How to complete this task | Your answer must be an exact copy of the listing below.
** Opening Provided records block **
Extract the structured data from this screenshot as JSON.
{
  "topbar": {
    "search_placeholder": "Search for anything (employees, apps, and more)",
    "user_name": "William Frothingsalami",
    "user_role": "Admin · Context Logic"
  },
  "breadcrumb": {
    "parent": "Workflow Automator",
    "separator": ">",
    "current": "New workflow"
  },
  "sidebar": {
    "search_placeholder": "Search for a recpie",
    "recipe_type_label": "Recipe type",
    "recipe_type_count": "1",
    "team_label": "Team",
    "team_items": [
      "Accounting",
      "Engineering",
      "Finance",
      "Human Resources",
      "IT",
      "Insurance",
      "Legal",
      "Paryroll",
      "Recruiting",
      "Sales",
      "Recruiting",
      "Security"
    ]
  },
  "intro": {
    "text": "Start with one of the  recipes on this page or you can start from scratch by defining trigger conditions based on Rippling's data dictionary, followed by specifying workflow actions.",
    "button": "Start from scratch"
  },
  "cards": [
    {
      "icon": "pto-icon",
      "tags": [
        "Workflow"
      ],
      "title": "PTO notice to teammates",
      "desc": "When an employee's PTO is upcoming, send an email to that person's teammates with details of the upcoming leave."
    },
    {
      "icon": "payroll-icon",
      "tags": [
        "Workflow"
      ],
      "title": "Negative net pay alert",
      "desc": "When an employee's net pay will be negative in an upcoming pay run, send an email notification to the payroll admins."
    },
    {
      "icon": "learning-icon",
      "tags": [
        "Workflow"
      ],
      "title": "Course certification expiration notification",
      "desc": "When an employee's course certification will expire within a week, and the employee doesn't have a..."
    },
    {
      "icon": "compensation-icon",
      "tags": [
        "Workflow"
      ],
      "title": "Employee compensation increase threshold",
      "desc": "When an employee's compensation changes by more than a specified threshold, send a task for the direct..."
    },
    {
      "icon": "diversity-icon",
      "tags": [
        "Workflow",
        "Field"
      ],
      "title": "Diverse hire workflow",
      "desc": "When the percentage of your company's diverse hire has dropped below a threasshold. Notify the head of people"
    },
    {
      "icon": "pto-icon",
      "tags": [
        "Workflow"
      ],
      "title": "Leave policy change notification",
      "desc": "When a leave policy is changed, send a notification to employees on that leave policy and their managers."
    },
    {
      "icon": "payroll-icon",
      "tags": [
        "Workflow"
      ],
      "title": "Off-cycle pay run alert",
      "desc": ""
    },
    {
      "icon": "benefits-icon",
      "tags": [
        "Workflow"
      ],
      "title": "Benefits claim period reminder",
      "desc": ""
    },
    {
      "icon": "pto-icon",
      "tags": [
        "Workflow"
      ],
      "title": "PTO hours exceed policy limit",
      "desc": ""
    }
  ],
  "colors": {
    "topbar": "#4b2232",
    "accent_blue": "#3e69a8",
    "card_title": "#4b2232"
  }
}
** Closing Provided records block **
Answer below |
Extract the structured data from this screenshot as JSON.
{
  "topbar": {
    "search_placeholder": "Search for anything (employees, apps, and more)",
    "user_name": "William Frothingsalami",
    "user_role": "Admin · Context Logic"
  },
  "breadcrumb": {
    "parent": "Workflow Automator",
    "separator": ">",
    "current": "New workflow"
  },
  "sidebar": {
    "search_placeholder": "Search for a recpie",
    "recipe_type_label": "Recipe type",
    "recipe_type_count": "1",
    "team_label": "Team",
    "team_items": [
      "Accounting",
      "Engineering",
      "Finance",
      "Human Resources",
      "IT",
      "Insurance",
      "Legal",
      "Paryroll",
      "Recruiting",
      "Sales",
      "Recruiting",
      "Security"
    ]
  },
  "intro": {
    "text": "Start with one of the  recipes on this page or you can start from scratch by defining trigger conditions based on Rippling's data dictionary, followed by specifying workflow actions.",
    "button": "Start from scratch"
  },
  "cards": [
    {
      "icon": "pto-icon",
      "tags": [
        "Workflow"
      ],
      "title": "PTO notice to teammates",
      "desc": "When an employee's PTO is upcoming, send an email to that person's teammates with details of the upcoming leave."
    },
    {
      "icon": "payroll-icon",
      "tags": [
        "Workflow"
      ],
      "title": "Negative net pay alert",
      "desc": "When an employee's net pay will be negative in an upcoming pay run, send an email notification to the payroll admins."
    },
    {
      "icon": "learning-icon",
      "tags": [
        "Workflow"
      ],
      "title": "Course certification expiration notification",
      "desc": "When an employee's course certification will expire within a week, and the employee doesn't have a..."
    },
    {
      "icon": "compensation-icon",
      "tags": [
        "Workflow"
      ],
      "title": "Employee compensation increase threshold",
      "desc": "When an employee's compensation changes by more than a specified threshold, send a task for the direct..."
    },
    {
      "icon": "diversity-icon",
      "tags": [
        "Workflow",
        "Field"
      ],
      "title": "Diverse hire workflow",
      "desc": "When the percentage of your company's diverse hire has dropped below a threasshold. Notify the head of people"
    },
    {
      "icon": "pto-icon",
      "tags": [
        "Workflow"
      ],
      "title": "Leave policy change notification",
      "desc": "When a leave policy is changed, send a notification to employees on that leave policy and their managers."
    },
    {
      "icon": "payroll-icon",
      "tags": [
        "Workflow"
      ],
      "title": "Off-cycle pay run alert",
      "desc": ""
    },
    {
      "icon": "benefits-icon",
      "tags": [
        "Workflow"
      ],
      "title": "Benefits claim period reminder",
      "desc": ""
    },
    {
      "icon": "pto-icon",
      "tags": [
        "Workflow"
      ],
      "title": "PTO hours exceed policy limit",
      "desc": ""
    }
  ],
  "colors": {
    "topbar": "#4b2232",
    "accent_blue": "#3e69a8",
    "card_title": "#4b2232"
  }
}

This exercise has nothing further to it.